- **Dataset excerpts**
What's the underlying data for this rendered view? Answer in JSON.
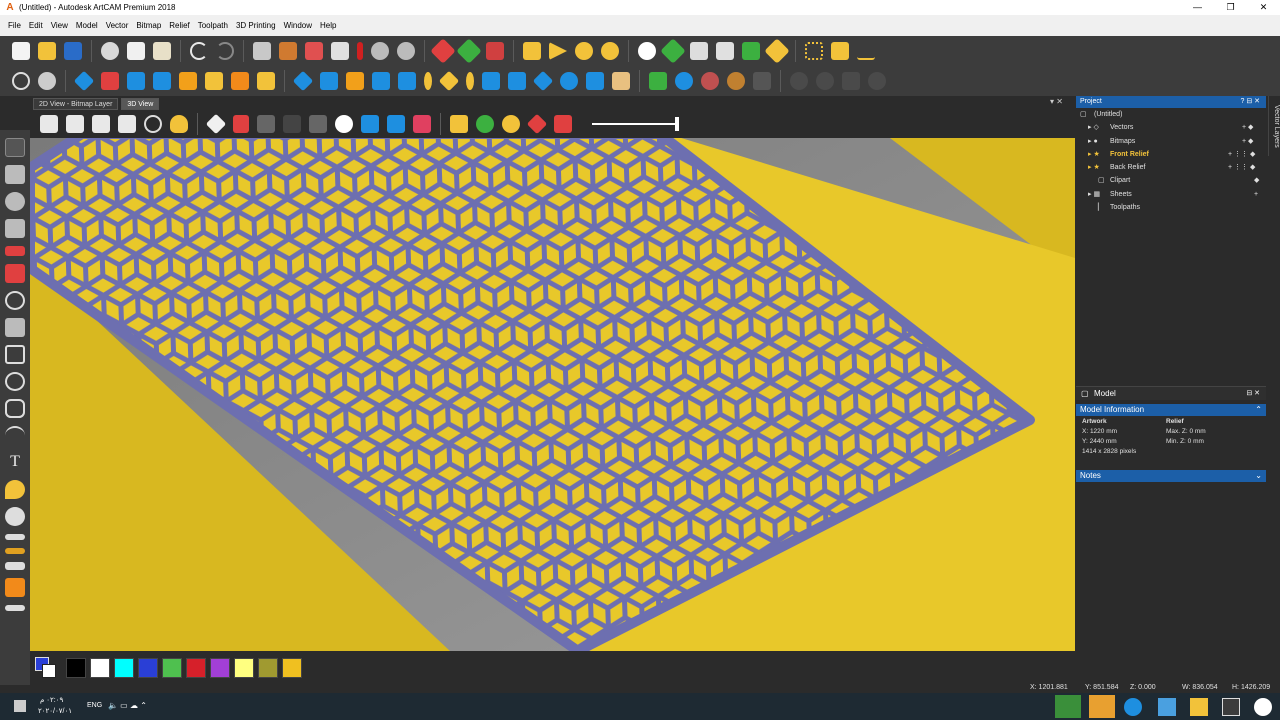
{
  "window": {
    "title": "(Untitled) - Autodesk ArtCAM Premium 2018",
    "controls": [
      "—",
      "❐",
      "✕"
    ]
  },
  "menu": [
    "File",
    "Edit",
    "View",
    "Model",
    "Vector",
    "Bitmap",
    "Relief",
    "Toolpath",
    "3D Printing",
    "Window",
    "Help"
  ],
  "view_tabs": [
    "2D View - Bitmap Layer",
    "3D View"
  ],
  "project": {
    "header": "Project",
    "vector_layers_label": "Vector Layers",
    "items": [
      "(Untitled)",
      "Vectors",
      "Bitmaps",
      "Front Relief",
      "Back Relief",
      "Clipart",
      "Sheets",
      "Toolpaths"
    ]
  },
  "model": {
    "header": "Model",
    "info_header": "Model Information",
    "artwork_label": "Artwork",
    "relief_label": "Relief",
    "x_size": "X: 1220 mm",
    "y_size": "Y: 2440 mm",
    "pixels": "1414 x 2828 pixels",
    "max_z": "Max. Z: 0 mm",
    "min_z": "Min. Z: 0 mm",
    "notes": "Notes"
  },
  "status": {
    "x": "X: 1201.881",
    "y": "Y: 851.584",
    "z": "Z: 0.000",
    "w": "W: 836.054",
    "h": "H: 1426.209"
  },
  "taskbar": {
    "lang": "ENG",
    "time": "٠٢:٠٩ م",
    "date": "٢٠٢٠/٠٧/٠١"
  },
  "palette": [
    "#000000",
    "#ffffff",
    "#00ffff",
    "#2a3fd6",
    "#4fc04f",
    "#d6202a",
    "#a23fd6",
    "#ffff80",
    "#a09a30",
    "#f0c020"
  ],
  "colors": {
    "plate": "#e8c82a",
    "lattice": "#6d6fb0",
    "selection": "#1c5fa8",
    "background": "#8a8a8a"
  }
}
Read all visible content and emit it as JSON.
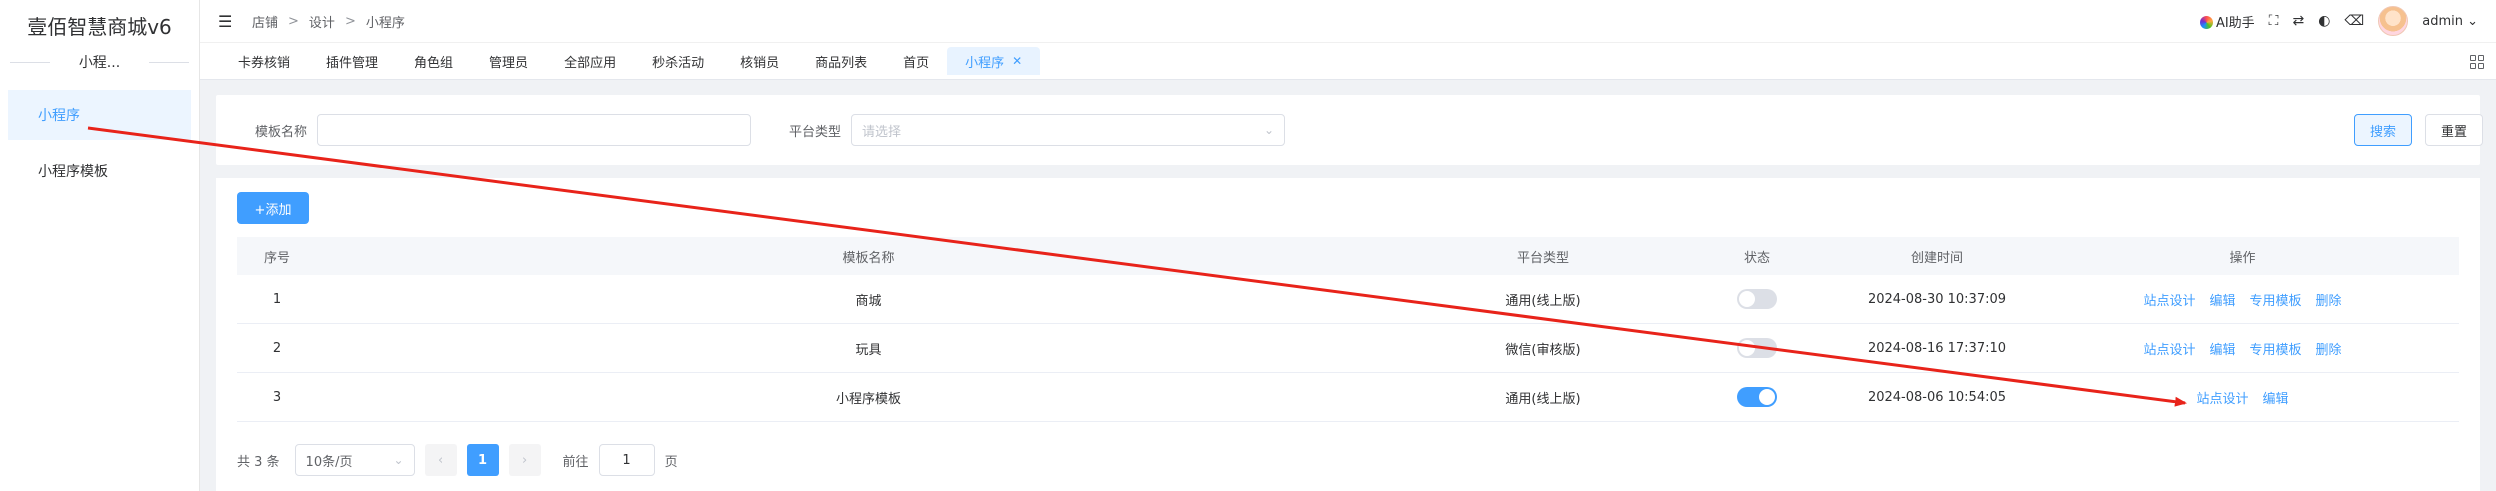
{
  "app": {
    "brand": "壹佰智慧商城v6",
    "section": "小程..."
  },
  "sidebar": {
    "items": [
      {
        "label": "小程序",
        "active": true
      },
      {
        "label": "小程序模板",
        "active": false
      }
    ]
  },
  "breadcrumb": [
    "店铺",
    "设计",
    "小程序"
  ],
  "topbar": {
    "ai_label": "AI助手",
    "user": "admin"
  },
  "tabs": [
    {
      "label": "卡券核销"
    },
    {
      "label": "插件管理"
    },
    {
      "label": "角色组"
    },
    {
      "label": "管理员"
    },
    {
      "label": "全部应用"
    },
    {
      "label": "秒杀活动"
    },
    {
      "label": "核销员"
    },
    {
      "label": "商品列表"
    },
    {
      "label": "首页"
    },
    {
      "label": "小程序",
      "active": true
    }
  ],
  "search": {
    "template_name_label": "模板名称",
    "template_name_value": "",
    "platform_label": "平台类型",
    "platform_placeholder": "请选择",
    "search_btn": "搜索",
    "reset_btn": "重置"
  },
  "add_btn": "+添加",
  "table": {
    "headers": [
      "序号",
      "模板名称",
      "平台类型",
      "状态",
      "创建时间",
      "操作"
    ],
    "rows": [
      {
        "idx": "1",
        "name": "商城",
        "platform": "通用(线上版)",
        "status": false,
        "time": "2024-08-30 10:37:09",
        "ops": [
          "站点设计",
          "编辑",
          "专用模板",
          "删除"
        ]
      },
      {
        "idx": "2",
        "name": "玩具",
        "platform": "微信(审核版)",
        "status": false,
        "time": "2024-08-16 17:37:10",
        "ops": [
          "站点设计",
          "编辑",
          "专用模板",
          "删除"
        ]
      },
      {
        "idx": "3",
        "name": "小程序模板",
        "platform": "通用(线上版)",
        "status": true,
        "time": "2024-08-06 10:54:05",
        "ops": [
          "站点设计",
          "编辑"
        ]
      }
    ]
  },
  "pagination": {
    "total": "共 3 条",
    "page_size": "10条/页",
    "current": "1",
    "goto_label": "前往",
    "goto_value": "1",
    "page_unit": "页"
  },
  "colors": {
    "accent": "#409eff",
    "annotation": "#e8231a"
  }
}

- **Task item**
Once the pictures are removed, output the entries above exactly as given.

- **Result of this task**
What's the underlying data for this rendered view? Answer in JSON.
{
  "window": {
    "title": "(Untitled) - Autodesk ArtCAM Premium 2018",
    "controls": [
      "—",
      "❐",
      "✕"
    ]
  },
  "menu": [
    "File",
    "Edit",
    "View",
    "Model",
    "Vector",
    "Bitmap",
    "Relief",
    "Toolpath",
    "3D Printing",
    "Window",
    "Help"
  ],
  "view_tabs": [
    "2D View - Bitmap Layer",
    "3D View"
  ],
  "project": {
    "header": "Project",
    "vector_layers_label": "Vector Layers",
    "items": [
      "(Untitled)",
      "Vectors",
      "Bitmaps",
      "Front Relief",
      "Back Relief",
      "Clipart",
      "Sheets",
      "Toolpaths"
    ]
  },
  "model": {
    "header": "Model",
    "info_header": "Model Information",
    "artwork_label": "Artwork",
    "relief_label": "Relief",
    "x_size": "X: 1220 mm",
    "y_size": "Y: 2440 mm",
    "pixels": "1414 x 2828 pixels",
    "max_z": "Max. Z: 0 mm",
    "min_z": "Min. Z: 0 mm",
    "notes": "Notes"
  },
  "status": {
    "x": "X: 1201.881",
    "y": "Y: 851.584",
    "z": "Z: 0.000",
    "w": "W: 836.054",
    "h": "H: 1426.209"
  },
  "taskbar": {
    "lang": "ENG",
    "time": "٠٢:٠٩ م",
    "date": "٢٠٢٠/٠٧/٠١"
  },
  "palette": [
    "#000000",
    "#ffffff",
    "#00ffff",
    "#2a3fd6",
    "#4fc04f",
    "#d6202a",
    "#a23fd6",
    "#ffff80",
    "#a09a30",
    "#f0c020"
  ],
  "colors": {
    "plate": "#e8c82a",
    "lattice": "#6d6fb0",
    "selection": "#1c5fa8",
    "background": "#8a8a8a"
  }
}
Read all visible content and emit it as JSON.
{
  "app": {
    "brand": "壹佰智慧商城v6",
    "section": "小程..."
  },
  "sidebar": {
    "items": [
      {
        "label": "小程序",
        "active": true
      },
      {
        "label": "小程序模板",
        "active": false
      }
    ]
  },
  "breadcrumb": [
    "店铺",
    "设计",
    "小程序"
  ],
  "topbar": {
    "ai_label": "AI助手",
    "user": "admin"
  },
  "tabs": [
    {
      "label": "卡券核销"
    },
    {
      "label": "插件管理"
    },
    {
      "label": "角色组"
    },
    {
      "label": "管理员"
    },
    {
      "label": "全部应用"
    },
    {
      "label": "秒杀活动"
    },
    {
      "label": "核销员"
    },
    {
      "label": "商品列表"
    },
    {
      "label": "首页"
    },
    {
      "label": "小程序",
      "active": true
    }
  ],
  "search": {
    "template_name_label": "模板名称",
    "template_name_value": "",
    "platform_label": "平台类型",
    "platform_placeholder": "请选择",
    "search_btn": "搜索",
    "reset_btn": "重置"
  },
  "add_btn": "+添加",
  "table": {
    "headers": [
      "序号",
      "模板名称",
      "平台类型",
      "状态",
      "创建时间",
      "操作"
    ],
    "rows": [
      {
        "idx": "1",
        "name": "商城",
        "platform": "通用(线上版)",
        "status": false,
        "time": "2024-08-30 10:37:09",
        "ops": [
          "站点设计",
          "编辑",
          "专用模板",
          "删除"
        ]
      },
      {
        "idx": "2",
        "name": "玩具",
        "platform": "微信(审核版)",
        "status": false,
        "time": "2024-08-16 17:37:10",
        "ops": [
          "站点设计",
          "编辑",
          "专用模板",
          "删除"
        ]
      },
      {
        "idx": "3",
        "name": "小程序模板",
        "platform": "通用(线上版)",
        "status": true,
        "time": "2024-08-06 10:54:05",
        "ops": [
          "站点设计",
          "编辑"
        ]
      }
    ]
  },
  "pagination": {
    "total": "共 3 条",
    "page_size": "10条/页",
    "current": "1",
    "goto_label": "前往",
    "goto_value": "1",
    "page_unit": "页"
  },
  "colors": {
    "accent": "#409eff",
    "annotation": "#e8231a"
  }
}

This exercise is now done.